Tough times in Canada
NOTE: The below originally appeared as the editorial in our October 30 One Minute Week newsletter. To find out more, and sign up for free, please click here.
The last few months have been some of the toughest that Bombardier has ever faced. But they have not been the worst.
In 1949 Bombardier was close to shutting down completely. The Quebec government decided that it would clear snow from rural roads. It meant customers no longer needed Bombardier’s seven-passenger B7 snowmobile to get around.
Now the Quebec government is firmly on the company’s side.
It did not have a great deal of choice. Following the breakdown in talks between Airbus and Bombardier – Bombardier offered a stake in the C Series to Airbus, but the European manufacturer declined – the local government had to step in. This has ensured that the C Series commercial airliner gets completed and has also safeguarded many jobs. Quebec has agreed to invest $1 billion to help get the aircraft certificated.
It would be unfair to suggest that Bombardier is hinging its future completely on the C Series, but the Quebec government’s investment is only in the commercial airliner. At the same time, Bombardier announced that it would cancel the LearJet 85 (and write off $1.2 billion).
It is easy to feel sympathetic for those working for Bombardier Business Aviation. They have delivered strong sales during very tough markets. But they have suffered because of the C-Series.
The company cut just over 1,000 people following the pausing of the LearJet 85 in January, and then reduced the workforce by a 1,750 with the announcement of the Global production rate cut and the delay of the new Global 7000 / 8000. David Coleal, the new president of Bombardier Business Aircraft, is highly regarded but his division cannot prop up the C Series on its own.

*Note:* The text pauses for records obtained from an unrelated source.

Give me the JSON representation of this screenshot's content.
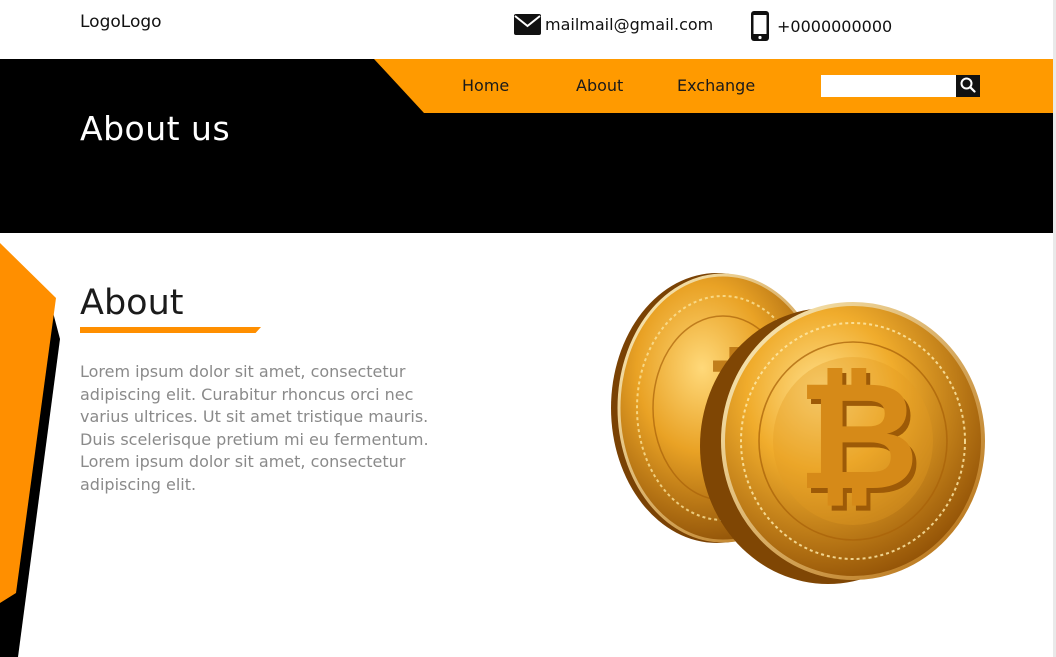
{
  "header": {
    "logo": "LogoLogo",
    "email": "mailmail@gmail.com",
    "phone": "+0000000000"
  },
  "nav": {
    "items": [
      {
        "label": "Home"
      },
      {
        "label": "About"
      },
      {
        "label": "Exchange"
      }
    ],
    "search": {
      "placeholder": "",
      "value": ""
    }
  },
  "hero": {
    "title": "About us"
  },
  "about": {
    "heading": "About",
    "body": "Lorem ipsum dolor sit amet, consectetur adipiscing elit. Curabitur rhoncus orci nec varius ultrices. Ut sit amet tristique mauris. Duis scelerisque pretium mi eu fermentum. Lorem ipsum dolor sit amet, consectetur adipiscing elit."
  },
  "icons": {
    "mail": "mail-icon",
    "phone": "phone-icon",
    "search": "search-icon"
  },
  "colors": {
    "accent": "#ff9a00",
    "hero_bg": "#000000",
    "text_muted": "#8a8a8a"
  }
}
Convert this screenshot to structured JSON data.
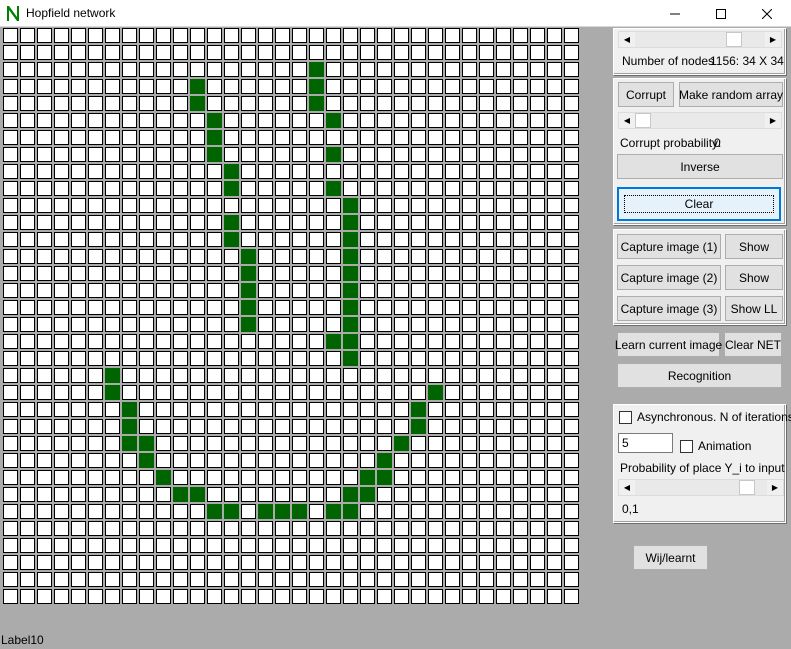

Bombardier was always going to be too big to fail, and with the new investment the company can focus its efforts on getting the C Series to customers. But further investment into business aviation may have to wait until those first delivery payments for C Series deliveries have been made.